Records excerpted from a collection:
____

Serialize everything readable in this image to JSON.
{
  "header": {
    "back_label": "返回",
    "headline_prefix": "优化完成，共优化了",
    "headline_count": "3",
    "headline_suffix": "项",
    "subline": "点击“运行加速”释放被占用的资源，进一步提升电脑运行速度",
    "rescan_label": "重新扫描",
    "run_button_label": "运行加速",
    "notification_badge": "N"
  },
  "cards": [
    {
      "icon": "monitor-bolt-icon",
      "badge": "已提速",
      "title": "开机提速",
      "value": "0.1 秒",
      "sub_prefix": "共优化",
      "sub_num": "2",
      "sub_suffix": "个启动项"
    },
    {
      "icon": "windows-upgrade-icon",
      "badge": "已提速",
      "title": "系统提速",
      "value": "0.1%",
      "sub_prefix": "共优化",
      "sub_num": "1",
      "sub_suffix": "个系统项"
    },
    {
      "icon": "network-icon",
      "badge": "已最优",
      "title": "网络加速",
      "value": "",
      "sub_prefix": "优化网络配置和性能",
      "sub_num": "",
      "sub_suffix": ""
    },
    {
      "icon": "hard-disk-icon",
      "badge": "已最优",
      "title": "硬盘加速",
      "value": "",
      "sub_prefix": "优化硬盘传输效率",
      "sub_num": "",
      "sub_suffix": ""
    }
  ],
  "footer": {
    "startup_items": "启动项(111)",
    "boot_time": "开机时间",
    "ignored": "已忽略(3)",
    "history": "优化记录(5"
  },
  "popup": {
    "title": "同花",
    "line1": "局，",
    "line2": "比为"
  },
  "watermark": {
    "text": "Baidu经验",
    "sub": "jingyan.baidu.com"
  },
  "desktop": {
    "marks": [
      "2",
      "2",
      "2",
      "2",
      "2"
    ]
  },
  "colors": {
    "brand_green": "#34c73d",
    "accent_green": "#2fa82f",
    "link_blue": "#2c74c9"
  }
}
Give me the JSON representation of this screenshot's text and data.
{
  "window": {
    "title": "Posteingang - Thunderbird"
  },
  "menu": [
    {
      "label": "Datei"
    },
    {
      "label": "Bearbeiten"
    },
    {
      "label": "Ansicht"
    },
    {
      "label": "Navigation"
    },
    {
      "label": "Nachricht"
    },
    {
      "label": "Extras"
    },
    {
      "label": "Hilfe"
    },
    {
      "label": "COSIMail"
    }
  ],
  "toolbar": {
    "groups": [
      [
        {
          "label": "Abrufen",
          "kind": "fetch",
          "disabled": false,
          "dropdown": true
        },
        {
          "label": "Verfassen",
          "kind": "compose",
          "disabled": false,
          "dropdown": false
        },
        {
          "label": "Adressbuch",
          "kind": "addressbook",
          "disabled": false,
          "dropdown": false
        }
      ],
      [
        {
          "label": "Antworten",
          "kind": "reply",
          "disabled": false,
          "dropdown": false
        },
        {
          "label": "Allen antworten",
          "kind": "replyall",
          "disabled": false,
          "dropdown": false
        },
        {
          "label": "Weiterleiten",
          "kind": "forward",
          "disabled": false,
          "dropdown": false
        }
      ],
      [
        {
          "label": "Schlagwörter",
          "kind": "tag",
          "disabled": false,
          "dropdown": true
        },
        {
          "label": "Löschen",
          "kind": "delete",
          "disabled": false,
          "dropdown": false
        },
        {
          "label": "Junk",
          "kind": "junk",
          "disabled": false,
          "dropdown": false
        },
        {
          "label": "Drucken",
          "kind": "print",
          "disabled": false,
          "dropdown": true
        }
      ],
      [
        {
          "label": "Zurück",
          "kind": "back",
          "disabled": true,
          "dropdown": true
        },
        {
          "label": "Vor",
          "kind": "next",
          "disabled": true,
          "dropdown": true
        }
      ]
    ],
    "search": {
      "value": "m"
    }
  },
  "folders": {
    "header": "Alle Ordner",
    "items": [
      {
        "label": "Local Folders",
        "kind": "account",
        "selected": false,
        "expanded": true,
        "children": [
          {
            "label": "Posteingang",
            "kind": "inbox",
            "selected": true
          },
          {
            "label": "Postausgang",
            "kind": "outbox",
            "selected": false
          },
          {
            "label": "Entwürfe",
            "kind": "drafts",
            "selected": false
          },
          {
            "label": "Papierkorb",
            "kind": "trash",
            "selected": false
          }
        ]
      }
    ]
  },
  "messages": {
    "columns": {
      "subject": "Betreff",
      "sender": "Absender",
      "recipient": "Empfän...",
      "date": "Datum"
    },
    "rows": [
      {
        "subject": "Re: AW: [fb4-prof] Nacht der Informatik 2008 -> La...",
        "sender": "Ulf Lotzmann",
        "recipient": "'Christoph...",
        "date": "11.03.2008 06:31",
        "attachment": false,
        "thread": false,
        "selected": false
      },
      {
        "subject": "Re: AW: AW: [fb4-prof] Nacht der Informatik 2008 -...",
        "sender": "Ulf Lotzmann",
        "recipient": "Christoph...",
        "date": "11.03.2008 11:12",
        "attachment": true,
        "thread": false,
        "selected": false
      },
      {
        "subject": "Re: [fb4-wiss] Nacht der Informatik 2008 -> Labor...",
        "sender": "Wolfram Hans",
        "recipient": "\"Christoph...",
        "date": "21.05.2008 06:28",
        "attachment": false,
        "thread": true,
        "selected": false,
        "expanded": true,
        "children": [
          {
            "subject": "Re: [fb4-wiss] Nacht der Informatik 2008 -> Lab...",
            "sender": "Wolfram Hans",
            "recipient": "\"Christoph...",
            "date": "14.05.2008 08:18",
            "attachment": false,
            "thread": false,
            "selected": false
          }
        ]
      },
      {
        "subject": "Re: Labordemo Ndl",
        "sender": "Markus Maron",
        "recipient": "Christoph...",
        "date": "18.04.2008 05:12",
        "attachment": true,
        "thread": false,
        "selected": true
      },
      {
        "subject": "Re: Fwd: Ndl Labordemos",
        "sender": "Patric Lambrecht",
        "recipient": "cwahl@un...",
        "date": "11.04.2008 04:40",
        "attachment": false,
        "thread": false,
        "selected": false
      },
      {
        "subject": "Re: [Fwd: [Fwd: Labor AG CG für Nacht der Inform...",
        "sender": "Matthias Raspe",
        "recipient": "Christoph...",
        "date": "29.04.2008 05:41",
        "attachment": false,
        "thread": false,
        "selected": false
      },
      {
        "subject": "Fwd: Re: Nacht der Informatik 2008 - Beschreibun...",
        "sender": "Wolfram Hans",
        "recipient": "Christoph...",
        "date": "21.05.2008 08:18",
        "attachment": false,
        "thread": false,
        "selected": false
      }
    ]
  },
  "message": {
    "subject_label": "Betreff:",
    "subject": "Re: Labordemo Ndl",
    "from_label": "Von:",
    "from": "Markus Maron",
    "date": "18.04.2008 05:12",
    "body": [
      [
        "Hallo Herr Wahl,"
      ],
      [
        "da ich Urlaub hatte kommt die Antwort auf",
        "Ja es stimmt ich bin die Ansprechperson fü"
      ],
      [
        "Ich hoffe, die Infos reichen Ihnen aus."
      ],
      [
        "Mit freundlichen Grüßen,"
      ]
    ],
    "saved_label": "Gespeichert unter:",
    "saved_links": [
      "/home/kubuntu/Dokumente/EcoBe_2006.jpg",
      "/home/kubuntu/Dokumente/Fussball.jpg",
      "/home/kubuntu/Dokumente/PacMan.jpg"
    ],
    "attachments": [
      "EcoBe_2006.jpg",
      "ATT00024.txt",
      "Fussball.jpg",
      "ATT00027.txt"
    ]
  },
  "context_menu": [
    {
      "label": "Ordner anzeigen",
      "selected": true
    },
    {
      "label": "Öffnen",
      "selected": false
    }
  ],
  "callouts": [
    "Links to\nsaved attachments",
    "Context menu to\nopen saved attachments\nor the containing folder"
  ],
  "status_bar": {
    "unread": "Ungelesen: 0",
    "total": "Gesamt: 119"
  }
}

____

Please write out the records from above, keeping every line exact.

▶ [Expected answer]:
Serialize everything readable in this image to JSON.
{
  "header": {
    "back_label": "返回",
    "headline_prefix": "优化完成，共优化了",
    "headline_count": "3",
    "headline_suffix": "项",
    "subline": "点击“运行加速”释放被占用的资源，进一步提升电脑运行速度",
    "rescan_label": "重新扫描",
    "run_button_label": "运行加速",
    "notification_badge": "N"
  },
  "cards": [
    {
      "icon": "monitor-bolt-icon",
      "badge": "已提速",
      "title": "开机提速",
      "value": "0.1 秒",
      "sub_prefix": "共优化",
      "sub_num": "2",
      "sub_suffix": "个启动项"
    },
    {
      "icon": "windows-upgrade-icon",
      "badge": "已提速",
      "title": "系统提速",
      "value": "0.1%",
      "sub_prefix": "共优化",
      "sub_num": "1",
      "sub_suffix": "个系统项"
    },
    {
      "icon": "network-icon",
      "badge": "已最优",
      "title": "网络加速",
      "value": "",
      "sub_prefix": "优化网络配置和性能",
      "sub_num": "",
      "sub_suffix": ""
    },
    {
      "icon": "hard-disk-icon",
      "badge": "已最优",
      "title": "硬盘加速",
      "value": "",
      "sub_prefix": "优化硬盘传输效率",
      "sub_num": "",
      "sub_suffix": ""
    }
  ],
  "footer": {
    "startup_items": "启动项(111)",
    "boot_time": "开机时间",
    "ignored": "已忽略(3)",
    "history": "优化记录(5"
  },
  "popup": {
    "title": "同花",
    "line1": "局，",
    "line2": "比为"
  },
  "watermark": {
    "text": "Baidu经验",
    "sub": "jingyan.baidu.com"
  },
  "desktop": {
    "marks": [
      "2",
      "2",
      "2",
      "2",
      "2"
    ]
  },
  "colors": {
    "brand_green": "#34c73d",
    "accent_green": "#2fa82f",
    "link_blue": "#2c74c9"
  }
}
Give me the JSON representation of this screenshot's text and data.
{
  "window": {
    "title": "Posteingang - Thunderbird"
  },
  "menu": [
    {
      "label": "Datei"
    },
    {
      "label": "Bearbeiten"
    },
    {
      "label": "Ansicht"
    },
    {
      "label": "Navigation"
    },
    {
      "label": "Nachricht"
    },
    {
      "label": "Extras"
    },
    {
      "label": "Hilfe"
    },
    {
      "label": "COSIMail"
    }
  ],
  "toolbar": {
    "groups": [
      [
        {
          "label": "Abrufen",
          "kind": "fetch",
          "disabled": false,
          "dropdown": true
        },
        {
          "label": "Verfassen",
          "kind": "compose",
          "disabled": false,
          "dropdown": false
        },
        {
          "label": "Adressbuch",
          "kind": "addressbook",
          "disabled": false,
          "dropdown": false
        }
      ],
      [
        {
          "label": "Antworten",
          "kind": "reply",
          "disabled": false,
          "dropdown": false
        },
        {
          "label": "Allen antworten",
          "kind": "replyall",
          "disabled": false,
          "dropdown": false
        },
        {
          "label": "Weiterleiten",
          "kind": "forward",
          "disabled": false,
          "dropdown": false
        }
      ],
      [
        {
          "label": "Schlagwörter",
          "kind": "tag",
          "disabled": false,
          "dropdown": true
        },
        {
          "label": "Löschen",
          "kind": "delete",
          "disabled": false,
          "dropdown": false
        },
        {
          "label": "Junk",
          "kind": "junk",
          "disabled": false,
          "dropdown": false
        },
        {
          "label": "Drucken",
          "kind": "print",
          "disabled": false,
          "dropdown": true
        }
      ],
      [
        {
          "label": "Zurück",
          "kind": "back",
          "disabled": true,
          "dropdown": true
        },
        {
          "label": "Vor",
          "kind": "next",
          "disabled": true,
          "dropdown": true
        }
      ]
    ],
    "search": {
      "value": "m"
    }
  },
  "folders": {
    "header": "Alle Ordner",
    "items": [
      {
        "label": "Local Folders",
        "kind": "account",
        "selected": false,
        "expanded": true,
        "children": [
          {
            "label": "Posteingang",
            "kind": "inbox",
            "selected": true
          },
          {
            "label": "Postausgang",
            "kind": "outbox",
            "selected": false
          },
          {
            "label": "Entwürfe",
            "kind": "drafts",
            "selected": false
          },
          {
            "label": "Papierkorb",
            "kind": "trash",
            "selected": false
          }
        ]
      }
    ]
  },
  "messages": {
    "columns": {
      "subject": "Betreff",
      "sender": "Absender",
      "recipient": "Empfän...",
      "date": "Datum"
    },
    "rows": [
      {
        "subject": "Re: AW: [fb4-prof] Nacht der Informatik 2008 -> La...",
        "sender": "Ulf Lotzmann",
        "recipient": "'Christoph...",
        "date": "11.03.2008 06:31",
        "attachment": false,
        "thread": false,
        "selected": false
      },
      {
        "subject": "Re: AW: AW: [fb4-prof] Nacht der Informatik 2008 -...",
        "sender": "Ulf Lotzmann",
        "recipient": "Christoph...",
        "date": "11.03.2008 11:12",
        "attachment": true,
        "thread": false,
        "selected": false
      },
      {
        "subject": "Re: [fb4-wiss] Nacht der Informatik 2008 -> Labor...",
        "sender": "Wolfram Hans",
        "recipient": "\"Christoph...",
        "date": "21.05.2008 06:28",
        "attachment": false,
        "thread": true,
        "selected": false,
        "expanded": true,
        "children": [
          {
            "subject": "Re: [fb4-wiss] Nacht der Informatik 2008 -> Lab...",
            "sender": "Wolfram Hans",
            "recipient": "\"Christoph...",
            "date": "14.05.2008 08:18",
            "attachment": false,
            "thread": false,
            "selected": false
          }
        ]
      },
      {
        "subject": "Re: Labordemo Ndl",
        "sender": "Markus Maron",
        "recipient": "Christoph...",
        "date": "18.04.2008 05:12",
        "attachment": true,
        "thread": false,
        "selected": true
      },
      {
        "subject": "Re: Fwd: Ndl Labordemos",
        "sender": "Patric Lambrecht",
        "recipient": "cwahl@un...",
        "date": "11.04.2008 04:40",
        "attachment": false,
        "thread": false,
        "selected": false
      },
      {
        "subject": "Re: [Fwd: [Fwd: Labor AG CG für Nacht der Inform...",
        "sender": "Matthias Raspe",
        "recipient": "Christoph...",
        "date": "29.04.2008 05:41",
        "attachment": false,
        "thread": false,
        "selected": false
      },
      {
        "subject": "Fwd: Re: Nacht der Informatik 2008 - Beschreibun...",
        "sender": "Wolfram Hans",
        "recipient": "Christoph...",
        "date": "21.05.2008 08:18",
        "attachment": false,
        "thread": false,
        "selected": false
      }
    ]
  },
  "message": {
    "subject_label": "Betreff:",
    "subject": "Re: Labordemo Ndl",
    "from_label": "Von:",
    "from": "Markus Maron",
    "date": "18.04.2008 05:12",
    "body": [
      [
        "Hallo Herr Wahl,"
      ],
      [
        "da ich Urlaub hatte kommt die Antwort auf",
        "Ja es stimmt ich bin die Ansprechperson fü"
      ],
      [
        "Ich hoffe, die Infos reichen Ihnen aus."
      ],
      [
        "Mit freundlichen Grüßen,"
      ]
    ],
    "saved_label": "Gespeichert unter:",
    "saved_links": [
      "/home/kubuntu/Dokumente/EcoBe_2006.jpg",
      "/home/kubuntu/Dokumente/Fussball.jpg",
      "/home/kubuntu/Dokumente/PacMan.jpg"
    ],
    "attachments": [
      "EcoBe_2006.jpg",
      "ATT00024.txt",
      "Fussball.jpg",
      "ATT00027.txt"
    ]
  },
  "context_menu": [
    {
      "label": "Ordner anzeigen",
      "selected": true
    },
    {
      "label": "Öffnen",
      "selected": false
    }
  ],
  "callouts": [
    "Links to\nsaved attachments",
    "Context menu to\nopen saved attachments\nor the containing folder"
  ],
  "status_bar": {
    "unread": "Ungelesen: 0",
    "total": "Gesamt: 119"
  }
}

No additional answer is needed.